─── RECORDS SUPPLIED
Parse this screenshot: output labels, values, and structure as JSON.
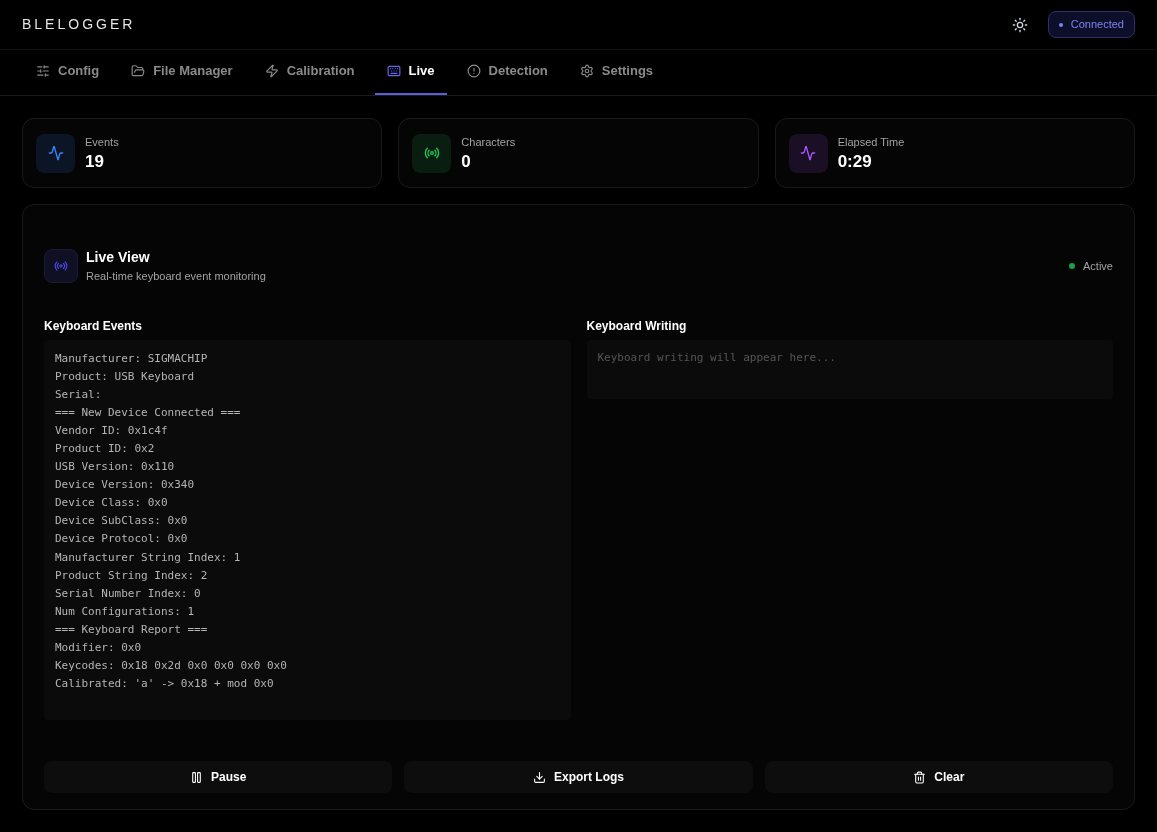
{
  "header": {
    "logo": "BLELOGGER",
    "status": {
      "label": "Connected",
      "connected": true
    }
  },
  "tabs": [
    {
      "label": "Config",
      "kind": "sliders",
      "selected": false
    },
    {
      "label": "File Manager",
      "kind": "folder",
      "selected": false
    },
    {
      "label": "Calibration",
      "kind": "zap",
      "selected": false
    },
    {
      "label": "Live",
      "kind": "keyboard",
      "selected": true
    },
    {
      "label": "Detection",
      "kind": "alert",
      "selected": false
    },
    {
      "label": "Settings",
      "kind": "gear",
      "selected": false
    }
  ],
  "stats": [
    {
      "label": "Events",
      "value": "19",
      "kind": "activity",
      "color": "#3b82f6"
    },
    {
      "label": "Characters",
      "value": "0",
      "kind": "radio",
      "color": "#22c55e"
    },
    {
      "label": "Elapsed Time",
      "value": "0:29",
      "kind": "activity",
      "color": "#a855f7"
    }
  ],
  "live_view": {
    "title": "Live View",
    "subtitle": "Real-time keyboard event monitoring",
    "status": {
      "label": "Active",
      "active": true
    },
    "events": {
      "title": "Keyboard Events",
      "lines": [
        "Manufacturer: SIGMACHIP",
        "Product: USB Keyboard",
        "Serial:",
        "=== New Device Connected ===",
        "Vendor ID: 0x1c4f",
        "Product ID: 0x2",
        "USB Version: 0x110",
        "Device Version: 0x340",
        "Device Class: 0x0",
        "Device SubClass: 0x0",
        "Device Protocol: 0x0",
        "Manufacturer String Index: 1",
        "Product String Index: 2",
        "Serial Number Index: 0",
        "Num Configurations: 1",
        "=== Keyboard Report ===",
        "Modifier: 0x0",
        "Keycodes: 0x18 0x2d 0x0 0x0 0x0 0x0",
        "Calibrated: 'a' -> 0x18 + mod 0x0"
      ]
    },
    "writing": {
      "title": "Keyboard Writing",
      "placeholder": "Keyboard writing will appear here..."
    },
    "buttons": [
      {
        "label": "Pause",
        "kind": "pause"
      },
      {
        "label": "Export Logs",
        "kind": "download"
      },
      {
        "label": "Clear",
        "kind": "trash"
      }
    ]
  }
}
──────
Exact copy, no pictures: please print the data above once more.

== TASK ANSWER ==
Parse this screenshot: output labels, values, and structure as JSON.
{
  "header": {
    "logo": "BLELOGGER",
    "status": {
      "label": "Connected",
      "connected": true
    }
  },
  "tabs": [
    {
      "label": "Config",
      "kind": "sliders",
      "selected": false
    },
    {
      "label": "File Manager",
      "kind": "folder",
      "selected": false
    },
    {
      "label": "Calibration",
      "kind": "zap",
      "selected": false
    },
    {
      "label": "Live",
      "kind": "keyboard",
      "selected": true
    },
    {
      "label": "Detection",
      "kind": "alert",
      "selected": false
    },
    {
      "label": "Settings",
      "kind": "gear",
      "selected": false
    }
  ],
  "stats": [
    {
      "label": "Events",
      "value": "19",
      "kind": "activity",
      "color": "#3b82f6"
    },
    {
      "label": "Characters",
      "value": "0",
      "kind": "radio",
      "color": "#22c55e"
    },
    {
      "label": "Elapsed Time",
      "value": "0:29",
      "kind": "activity",
      "color": "#a855f7"
    }
  ],
  "live_view": {
    "title": "Live View",
    "subtitle": "Real-time keyboard event monitoring",
    "status": {
      "label": "Active",
      "active": true
    },
    "events": {
      "title": "Keyboard Events",
      "lines": [
        "Manufacturer: SIGMACHIP",
        "Product: USB Keyboard",
        "Serial:",
        "=== New Device Connected ===",
        "Vendor ID: 0x1c4f",
        "Product ID: 0x2",
        "USB Version: 0x110",
        "Device Version: 0x340",
        "Device Class: 0x0",
        "Device SubClass: 0x0",
        "Device Protocol: 0x0",
        "Manufacturer String Index: 1",
        "Product String Index: 2",
        "Serial Number Index: 0",
        "Num Configurations: 1",
        "=== Keyboard Report ===",
        "Modifier: 0x0",
        "Keycodes: 0x18 0x2d 0x0 0x0 0x0 0x0",
        "Calibrated: 'a' -> 0x18 + mod 0x0"
      ]
    },
    "writing": {
      "title": "Keyboard Writing",
      "placeholder": "Keyboard writing will appear here..."
    },
    "buttons": [
      {
        "label": "Pause",
        "kind": "pause"
      },
      {
        "label": "Export Logs",
        "kind": "download"
      },
      {
        "label": "Clear",
        "kind": "trash"
      }
    ]
  }
}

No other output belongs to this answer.